State Rep. Larry Bagley, RStonewall, is chairman of the House Health and Welfare Committee, and he was in a meeting with the governor and others in September. Bagley told the governor’s team his elderly mother would likely “never go out of the house without a mask on again.”

Bagley added, “But, again, if I want to go out and shake hands, or if I want to go out to a bar and drink, or if I want to go to a football game … that’s my choice. We go home and go to the coffee shop and we have neighbors who ask, ‘Why are you doing this? I don’t know anyone who’s got COVID.’”

Edwards said he knows people are tired of the restrictions, but that “doesn’t mean COVID is going to leave us alone. That’s not the way it works.”

Maybe some people don’t know anyone who had the disease, but many of us do and nightly newscasts keep telling the grim story. A dear friend of mine who had the disease told me he came “mighty close to the Pearly Gates.” Great medical care kept him alive to tell us how scary this disease can be.

The virus has claimed over 248,800 lives in this country, 6,121 in Louisiana and 460 in Southwest Louisiana. Nationally, over 6.7 million people have recovered from COVID-19, so finding someone who did recover shouldn’t be that difficult for the doubters.

The refusal of Landry and others to accept the devastation COVID is causing is disturbing and extremely difficult to understand.

More from this section

  • Updated

Whenever in doubt, don’t do it. That guiding principle has served me well over 60 years as a journalist when I thought twice about whether I should use something I had written.

  • Updated

Some of the election changes made in Louisiana for the Nov. 3 presidential election need to become a regular part of the voting process. The state’s voters made it clear that they like early voting, and they made wider use of mail-in voting.

  • Updated

Someone please tell Louisiana’s Republican state Attorney General Jeff Landry that the coronavirus is spreading across the United States at an alarming rate. Landry lost a court fight last week over Democratic Gov. John Bel Edwards’ COVID-19 orders that are saving lives, but the AG plans to …

  • Updated

The Affordable Care Act (ACA), the federal health care legislation commonly known as Obamacare, appears destined for new life. The U.S. Supreme Court hasn’t ruled on the law yet, but comments by justices at a Tuesday hearing indicate a majority of them think the law is worth saving.

  • Updated
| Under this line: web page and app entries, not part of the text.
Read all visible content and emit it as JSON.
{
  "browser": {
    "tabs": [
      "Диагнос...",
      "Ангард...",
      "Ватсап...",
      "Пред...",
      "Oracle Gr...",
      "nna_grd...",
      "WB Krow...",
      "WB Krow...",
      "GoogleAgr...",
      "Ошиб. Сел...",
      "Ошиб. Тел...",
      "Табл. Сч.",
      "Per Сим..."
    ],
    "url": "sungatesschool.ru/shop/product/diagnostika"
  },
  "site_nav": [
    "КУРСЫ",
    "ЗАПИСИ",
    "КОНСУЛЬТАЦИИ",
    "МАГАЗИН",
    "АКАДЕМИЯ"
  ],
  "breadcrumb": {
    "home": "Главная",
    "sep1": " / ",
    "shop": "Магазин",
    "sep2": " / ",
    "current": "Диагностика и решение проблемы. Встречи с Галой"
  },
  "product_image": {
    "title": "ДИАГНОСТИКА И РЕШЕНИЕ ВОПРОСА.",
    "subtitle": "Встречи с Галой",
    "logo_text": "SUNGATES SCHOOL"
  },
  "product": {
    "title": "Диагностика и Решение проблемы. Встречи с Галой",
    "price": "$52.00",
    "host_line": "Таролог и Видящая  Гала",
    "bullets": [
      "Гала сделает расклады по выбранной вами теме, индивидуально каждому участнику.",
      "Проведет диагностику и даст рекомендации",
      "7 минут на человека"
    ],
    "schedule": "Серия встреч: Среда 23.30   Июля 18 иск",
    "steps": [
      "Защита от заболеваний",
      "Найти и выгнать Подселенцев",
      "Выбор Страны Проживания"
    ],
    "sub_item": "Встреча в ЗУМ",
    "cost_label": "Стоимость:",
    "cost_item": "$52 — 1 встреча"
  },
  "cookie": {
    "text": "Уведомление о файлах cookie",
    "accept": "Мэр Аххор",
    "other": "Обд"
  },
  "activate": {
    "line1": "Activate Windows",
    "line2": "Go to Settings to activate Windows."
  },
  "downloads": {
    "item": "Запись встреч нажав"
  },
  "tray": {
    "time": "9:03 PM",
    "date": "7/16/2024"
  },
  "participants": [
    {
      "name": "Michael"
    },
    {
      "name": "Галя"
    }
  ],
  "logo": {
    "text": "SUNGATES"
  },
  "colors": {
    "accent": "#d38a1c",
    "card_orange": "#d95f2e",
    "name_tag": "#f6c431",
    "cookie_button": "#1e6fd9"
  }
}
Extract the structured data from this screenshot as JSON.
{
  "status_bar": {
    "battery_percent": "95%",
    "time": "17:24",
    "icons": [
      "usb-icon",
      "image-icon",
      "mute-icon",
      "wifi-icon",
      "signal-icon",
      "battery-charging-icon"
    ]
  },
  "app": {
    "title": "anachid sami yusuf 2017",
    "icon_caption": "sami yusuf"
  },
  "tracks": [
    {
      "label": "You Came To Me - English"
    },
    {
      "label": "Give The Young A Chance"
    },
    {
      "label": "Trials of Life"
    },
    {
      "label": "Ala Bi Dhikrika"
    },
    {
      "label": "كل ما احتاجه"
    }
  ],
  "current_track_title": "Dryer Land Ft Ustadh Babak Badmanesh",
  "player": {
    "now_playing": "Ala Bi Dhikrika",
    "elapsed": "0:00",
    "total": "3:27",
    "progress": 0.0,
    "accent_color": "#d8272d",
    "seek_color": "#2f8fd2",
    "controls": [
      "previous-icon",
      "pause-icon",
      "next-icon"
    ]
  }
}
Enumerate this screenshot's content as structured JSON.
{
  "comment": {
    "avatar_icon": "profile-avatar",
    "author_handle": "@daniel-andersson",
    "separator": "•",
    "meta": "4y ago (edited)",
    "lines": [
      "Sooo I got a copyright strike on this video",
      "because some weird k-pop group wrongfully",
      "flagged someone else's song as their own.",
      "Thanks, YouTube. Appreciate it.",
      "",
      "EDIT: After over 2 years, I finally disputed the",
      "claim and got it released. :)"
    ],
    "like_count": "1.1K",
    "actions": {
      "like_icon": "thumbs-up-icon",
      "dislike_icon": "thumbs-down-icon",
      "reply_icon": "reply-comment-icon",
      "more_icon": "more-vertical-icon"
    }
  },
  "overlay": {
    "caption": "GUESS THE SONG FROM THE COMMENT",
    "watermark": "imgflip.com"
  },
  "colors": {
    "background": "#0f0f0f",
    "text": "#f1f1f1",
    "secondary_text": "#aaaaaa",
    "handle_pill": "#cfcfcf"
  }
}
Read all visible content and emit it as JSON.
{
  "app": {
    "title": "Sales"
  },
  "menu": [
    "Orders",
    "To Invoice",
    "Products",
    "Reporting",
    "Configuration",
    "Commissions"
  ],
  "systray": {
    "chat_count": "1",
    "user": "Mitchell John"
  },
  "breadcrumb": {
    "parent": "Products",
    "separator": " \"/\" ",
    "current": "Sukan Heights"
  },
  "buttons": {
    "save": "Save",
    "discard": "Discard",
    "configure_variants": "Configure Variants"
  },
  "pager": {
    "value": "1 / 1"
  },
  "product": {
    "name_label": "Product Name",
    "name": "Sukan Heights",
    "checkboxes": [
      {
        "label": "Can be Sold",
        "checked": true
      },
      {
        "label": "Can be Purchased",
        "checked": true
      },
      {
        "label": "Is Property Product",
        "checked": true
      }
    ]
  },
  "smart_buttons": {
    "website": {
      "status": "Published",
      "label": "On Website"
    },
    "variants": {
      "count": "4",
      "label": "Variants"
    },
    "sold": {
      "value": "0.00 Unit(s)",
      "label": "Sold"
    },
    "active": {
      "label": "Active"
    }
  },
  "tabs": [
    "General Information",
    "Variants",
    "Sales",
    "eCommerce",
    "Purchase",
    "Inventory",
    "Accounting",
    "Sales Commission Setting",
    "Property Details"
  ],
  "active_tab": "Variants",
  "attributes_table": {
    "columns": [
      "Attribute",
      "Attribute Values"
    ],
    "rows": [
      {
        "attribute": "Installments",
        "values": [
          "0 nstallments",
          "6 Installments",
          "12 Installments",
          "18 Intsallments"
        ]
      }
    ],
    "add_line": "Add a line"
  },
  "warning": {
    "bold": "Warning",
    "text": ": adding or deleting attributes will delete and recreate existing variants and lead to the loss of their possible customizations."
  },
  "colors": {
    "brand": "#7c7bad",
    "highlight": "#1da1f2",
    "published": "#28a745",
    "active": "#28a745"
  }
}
Democrat Joe Biden defeated Republican President Donald Trump Saturday, according to The Associated Press, but most of us know this election is far from over. Trump has made it clear he isn’t going quietly, trying as many legal maneuvers as possible.

  • Updated

President Donald Trump and about half the voters in this country aren’t happy about the fact they don’t know whether Trump has won a second term. This is only the third time in the last 40 years that a winner hasn’t been declared the day after the election.